> _Data listing_
|---|

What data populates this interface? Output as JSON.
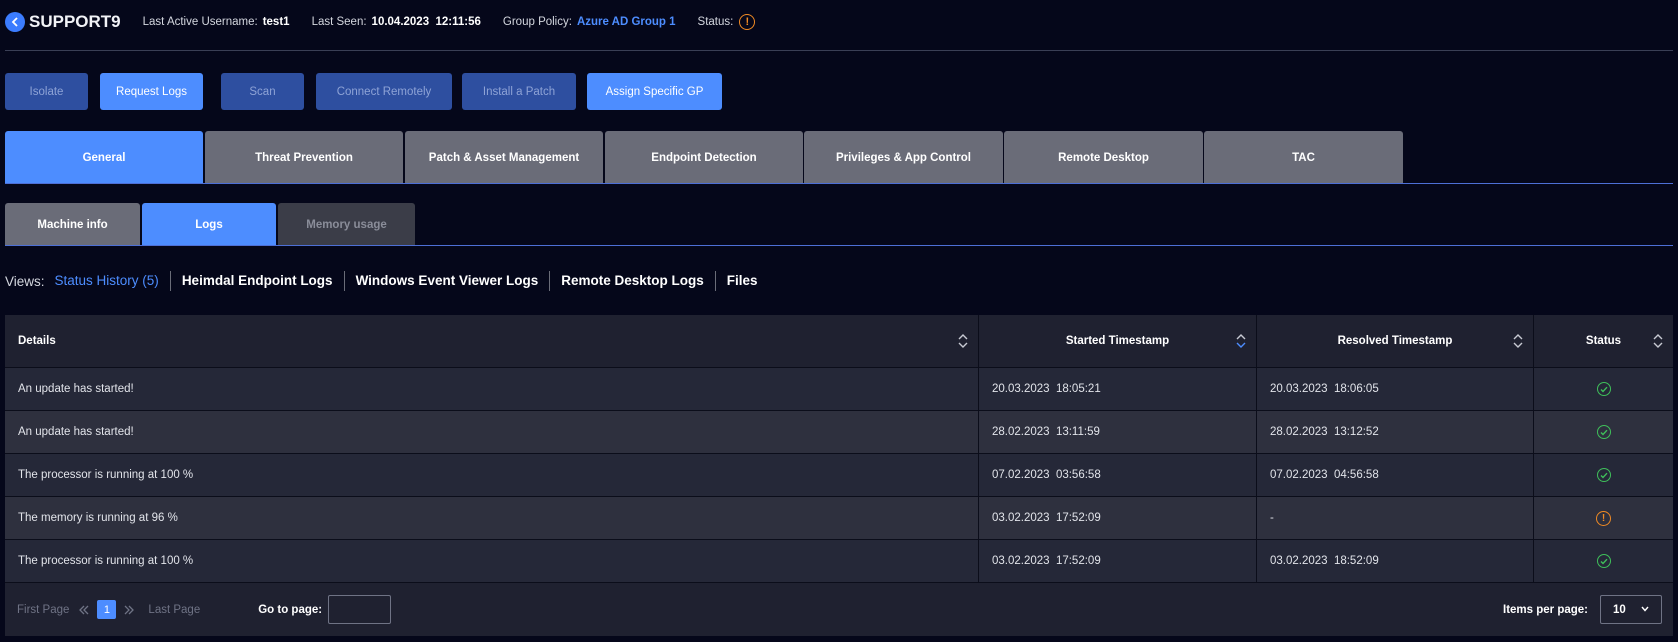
{
  "header": {
    "back_icon": "chevron-left-icon",
    "machine_name": "SUPPORT9",
    "last_user_label": "Last Active Username:",
    "last_user_value": "test1",
    "last_seen_label": "Last Seen:",
    "last_seen_value": "10.04.2023  12:11:56",
    "group_policy_label": "Group Policy:",
    "group_policy_value": "Azure AD Group 1",
    "status_label": "Status:",
    "status_icon": "warning-icon"
  },
  "actions": [
    "Isolate",
    "Request Logs",
    "Scan",
    "Connect Remotely",
    "Install a Patch",
    "Assign Specific GP"
  ],
  "tabs": [
    "General",
    "Threat Prevention",
    "Patch & Asset Management",
    "Endpoint Detection",
    "Privileges & App Control",
    "Remote Desktop",
    "TAC"
  ],
  "subtabs": [
    "Machine info",
    "Logs",
    "Memory usage"
  ],
  "views": {
    "label": "Views:",
    "items": [
      "Status History (5)",
      "Heimdal Endpoint Logs",
      "Windows Event Viewer Logs",
      "Remote Desktop Logs",
      "Files"
    ]
  },
  "table": {
    "headers": [
      "Details",
      "Started Timestamp",
      "Resolved Timestamp",
      "Status"
    ],
    "rows": [
      {
        "details": "An update has started!",
        "started": "20.03.2023  18:05:21",
        "resolved": "20.03.2023  18:06:05",
        "status": "resolved"
      },
      {
        "details": "An update has started!",
        "started": "28.02.2023  13:11:59",
        "resolved": "28.02.2023  13:12:52",
        "status": "resolved"
      },
      {
        "details": "The processor is running at 100 %",
        "started": "07.02.2023  03:56:58",
        "resolved": "07.02.2023  04:56:58",
        "status": "resolved"
      },
      {
        "details": "The memory is running at 96 %",
        "started": "03.02.2023  17:52:09",
        "resolved": "-",
        "status": "warning"
      },
      {
        "details": "The processor is running at 100 %",
        "started": "03.02.2023  17:52:09",
        "resolved": "03.02.2023  18:52:09",
        "status": "resolved"
      }
    ]
  },
  "pagination": {
    "first_page": "First Page",
    "current_page": "1",
    "last_page": "Last Page",
    "goto_label": "Go to page:",
    "goto_value": "",
    "items_per_page_label": "Items per page:",
    "items_per_page_value": "10"
  },
  "colors": {
    "background": "#05071a",
    "accent": "#4d8dff",
    "success": "#3fbf5a",
    "warning": "#f08a24"
  }
}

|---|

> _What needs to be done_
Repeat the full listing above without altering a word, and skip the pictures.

> _Output of the task_
What data populates this interface? Output as JSON.
{
  "header": {
    "back_icon": "chevron-left-icon",
    "machine_name": "SUPPORT9",
    "last_user_label": "Last Active Username:",
    "last_user_value": "test1",
    "last_seen_label": "Last Seen:",
    "last_seen_value": "10.04.2023  12:11:56",
    "group_policy_label": "Group Policy:",
    "group_policy_value": "Azure AD Group 1",
    "status_label": "Status:",
    "status_icon": "warning-icon"
  },
  "actions": [
    "Isolate",
    "Request Logs",
    "Scan",
    "Connect Remotely",
    "Install a Patch",
    "Assign Specific GP"
  ],
  "tabs": [
    "General",
    "Threat Prevention",
    "Patch & Asset Management",
    "Endpoint Detection",
    "Privileges & App Control",
    "Remote Desktop",
    "TAC"
  ],
  "subtabs": [
    "Machine info",
    "Logs",
    "Memory usage"
  ],
  "views": {
    "label": "Views:",
    "items": [
      "Status History (5)",
      "Heimdal Endpoint Logs",
      "Windows Event Viewer Logs",
      "Remote Desktop Logs",
      "Files"
    ]
  },
  "table": {
    "headers": [
      "Details",
      "Started Timestamp",
      "Resolved Timestamp",
      "Status"
    ],
    "rows": [
      {
        "details": "An update has started!",
        "started": "20.03.2023  18:05:21",
        "resolved": "20.03.2023  18:06:05",
        "status": "resolved"
      },
      {
        "details": "An update has started!",
        "started": "28.02.2023  13:11:59",
        "resolved": "28.02.2023  13:12:52",
        "status": "resolved"
      },
      {
        "details": "The processor is running at 100 %",
        "started": "07.02.2023  03:56:58",
        "resolved": "07.02.2023  04:56:58",
        "status": "resolved"
      },
      {
        "details": "The memory is running at 96 %",
        "started": "03.02.2023  17:52:09",
        "resolved": "-",
        "status": "warning"
      },
      {
        "details": "The processor is running at 100 %",
        "started": "03.02.2023  17:52:09",
        "resolved": "03.02.2023  18:52:09",
        "status": "resolved"
      }
    ]
  },
  "pagination": {
    "first_page": "First Page",
    "current_page": "1",
    "last_page": "Last Page",
    "goto_label": "Go to page:",
    "goto_value": "",
    "items_per_page_label": "Items per page:",
    "items_per_page_value": "10"
  },
  "colors": {
    "background": "#05071a",
    "accent": "#4d8dff",
    "success": "#3fbf5a",
    "warning": "#f08a24"
  }
}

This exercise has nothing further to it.